At only 34, Everette Taylor is CEO of Kickstarter, the world’s leading crowdfunding platform for creatives

BY Preta Peace Namasaba February 16, 2024 11:36 AM EDT
Everette Taylor. Photo credit: Kickstarter

Becoming CEO has been a lifelong goal that Everette Taylor had been working toward. Along the way, he had to turn down multiple offers from prominent brands offering, among other tings, the position of chief marketing officer. Taylor made his dream career transition in 2022 when he was appointed CEO of Kickstarter, the world’s leading crowdfunding platform for creatives. Two years on, the 34-year-old is changing the fortunes of the crowdfunding platform.

Like some of the fundraisers whose lives are turned around by the funds raised on the platform he oversees, Taylor had a rough childhood. As a teenager, he battled homelessness and at times found himself hustling to make ends meet. He sold drugs and would have ended up in prison if it wasn’t for his mother’s intervention. She forced him to get a job and he landed a position as a junior marketing assistant for bookstores and museums across Virginia. This was the start of a long love affair with marketing, and the making of a promising career that would eventually lead Taylor to a CEO position.

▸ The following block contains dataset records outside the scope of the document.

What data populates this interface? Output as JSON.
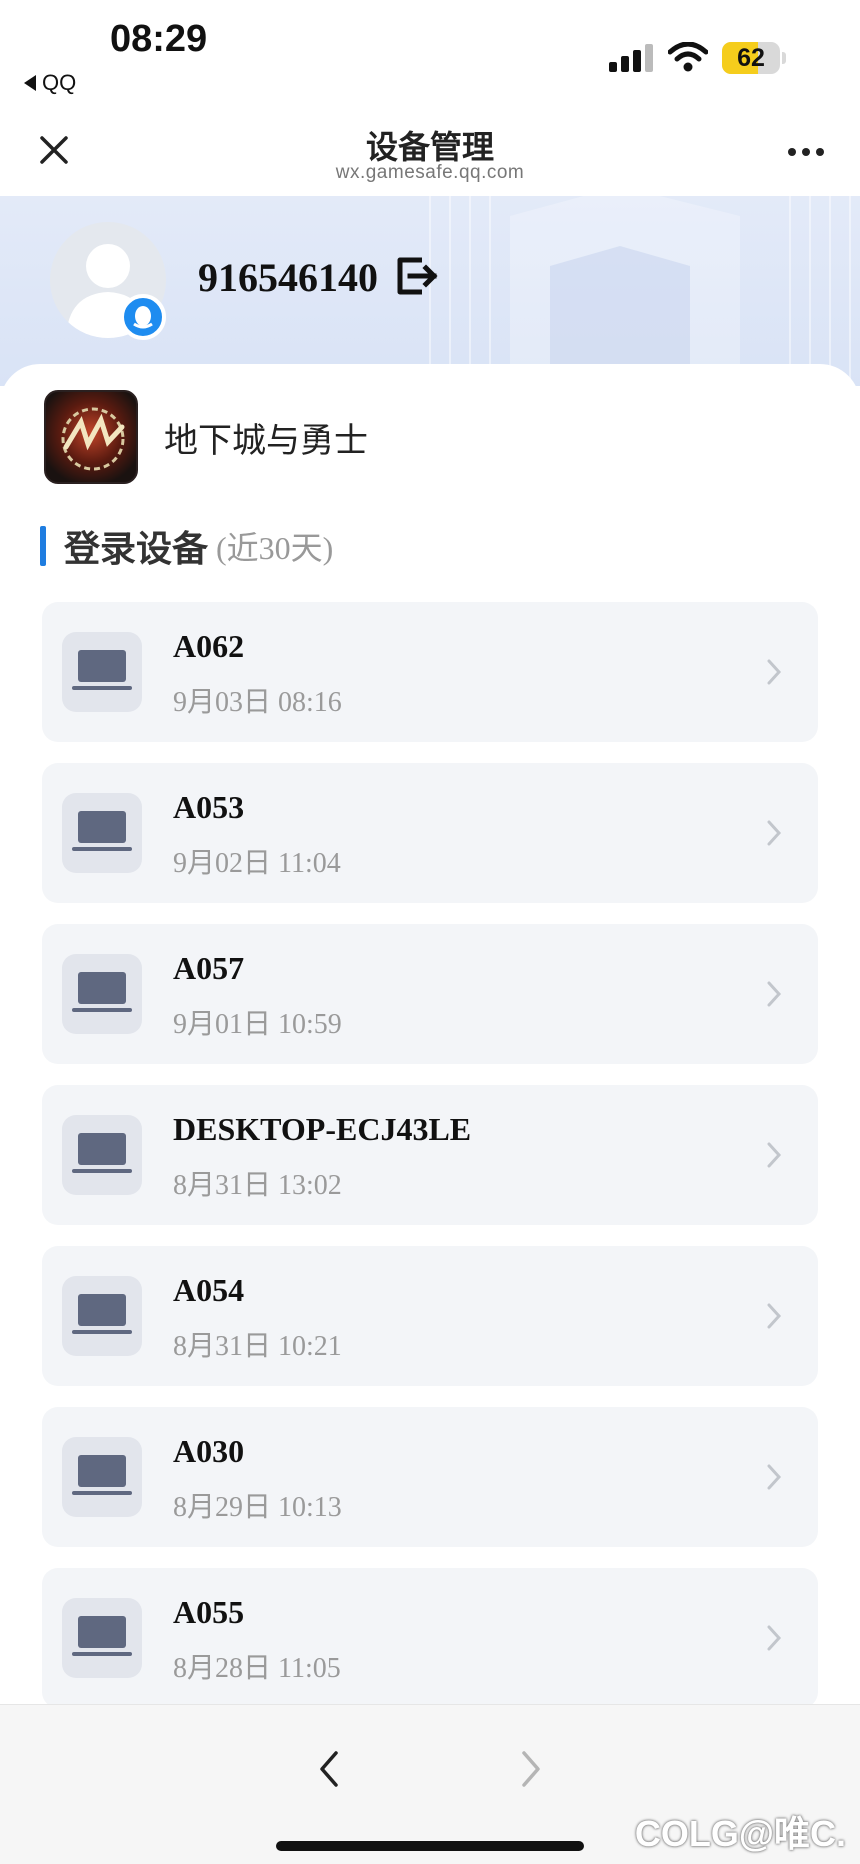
{
  "status_bar": {
    "time": "08:29",
    "back_app": "QQ",
    "battery_percent": 62
  },
  "nav": {
    "title": "设备管理",
    "subtitle": "wx.gamesafe.qq.com"
  },
  "account": {
    "id": "916546140"
  },
  "game": {
    "name": "地下城与勇士"
  },
  "section": {
    "title": "登录设备",
    "subtitle": "(近30天)"
  },
  "devices": [
    {
      "name": "A062",
      "time": "9月03日 08:16"
    },
    {
      "name": "A053",
      "time": "9月02日 11:04"
    },
    {
      "name": "A057",
      "time": "9月01日 10:59"
    },
    {
      "name": "DESKTOP-ECJ43LE",
      "time": "8月31日 13:02"
    },
    {
      "name": "A054",
      "time": "8月31日 10:21"
    },
    {
      "name": "A030",
      "time": "8月29日 10:13"
    },
    {
      "name": "A055",
      "time": "8月28日 11:05"
    }
  ],
  "watermark": "COLG@唯C.",
  "colors": {
    "accent": "#1f7de0",
    "battery": "#f5cd1c",
    "card_bg": "#f3f5f8",
    "banner_bg": "#e3eaf8"
  },
  "icons": [
    "close-icon",
    "more-icon",
    "logout-icon",
    "laptop-icon",
    "chevron-right-icon",
    "back-arrow-icon",
    "forward-arrow-icon",
    "qq-badge-icon",
    "signal-icon",
    "wifi-icon",
    "battery-icon"
  ]
}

“Marketing kind of saved my life, in a lot of ways. It taught me a new skill set. It got me off the streets. It opened my world up to places I could never have imagined when I was living in Southside, Richmond,” Taylor said about how he turned around his life.

He attended Virginia Polytechnic University but dropped out to pursue entrepreneurship. Taylor founded EZ Events, an event marketing software company, which he sold two years later. He then secured the head of marketing position at Qualaroo, a behavioral insight survey software startup that was acquired by Xenon Ventures in 2014. While at Qualaroo, Taylor started GrowthHackers, an online growth hacking community and software as a service (SaaS). He founded ET Enterprises to oversee a diverse portfolio of companies that includes PopSocial, MilliSense, ArtX, Southside Fund, Hayver, GrowthHackers, and Savant.

His first foray into the C suite was as chief marketing office (CMO) for the e-commerce company StickerMule. For a year, Taylor led substantial growth for the company as its youngest-ever executive. He moved on to Skurt, where he served as CMO until its acquisition in 2018.  An established creative marketing entrepreneur at the time, he partnered with actress Zoe Saldana to launch the media platform BESE and the drug and alcohol addiction prevention app Hayver.

Before joining Kickstarter, Taylor served as CMO for the online art marketplace Artsy, the world’s biggest virtual marketplace for buying and selling art by leading artists. It was his first time working with a large corporation and that groomed him for the career transition to CEO.

“Artsy really prepared me for this role in a lot of ways. I remember going into Artsy, because I hadn’t been a CEO before, I had been CMO before, at different companies, but never a company at the scale of Artsy, right. And the amount of business lines we had, the amount of people using our platform, etc., etc. and I learned a lot, it was really important,” Taylor said.

In 2022, Taylor took over as CEO of Kickstarter. He became the first Black person in the company’s C-suite and one of the few Black CEOs in big tech. But he was also in a prime position to fulfil the company’s mission to “help bring creative projects to life”. As of 2023, Kickstarter had received $7 billion in pledges from 21.7 million backers to fund 233,626 projects across films, music, stage shows, comics, journalism, video games, board games, technology, and publishing, among others. But when Taylor took over, the crowdfunding platform had been through a few turbulent years.

Kickstarter had experienced challenges with its newly formed union and faced backlash following news that it planned to move its offerings to the blockchain. It had also faced a tough time during the pandemic prompting a layoff of around 40 percent of the staff. Taylor immediately refocused the platform’s identity by highlighting creator success stories such as Issa Rae’s web series “Awkward Black Girl” where it was an early funder. He introduced two new business lines, the first ever in the company’s history, to strengthen revenue and the core crowdfunding industry and business. The company has since bounced back, experiencing unprecedented crowdfunding and revenue growth.

Taylor is also focused on innovation and making crowdfunding equitable and accessible. He is the driving force behind Forward Funds, a program that brings money onto the platform and supports individual projects, especially those from creators of color and underrepresented backgrounds. The 34-year-old CEO is currently scaling the program to bring millions of dollars on a platform each year to support creators of color. With a more diverse creator base, backer base and executive team, he is keeping the brand culturally relevant.

For the first time in his career, Taylor isn’t working in marketing but he maintains a similar mindset in leading Kickstarter forward. He is optimistic about what the future holds.

“Every failure is part of the puzzle that leads you to the overall picture that is supposed to be your life. [I don’t] focus on what could go wrong. I think more optimistically. There’s always going to be another job, there’s always going to be another opportunity out there. Why not go for it when you can?,” he quipped.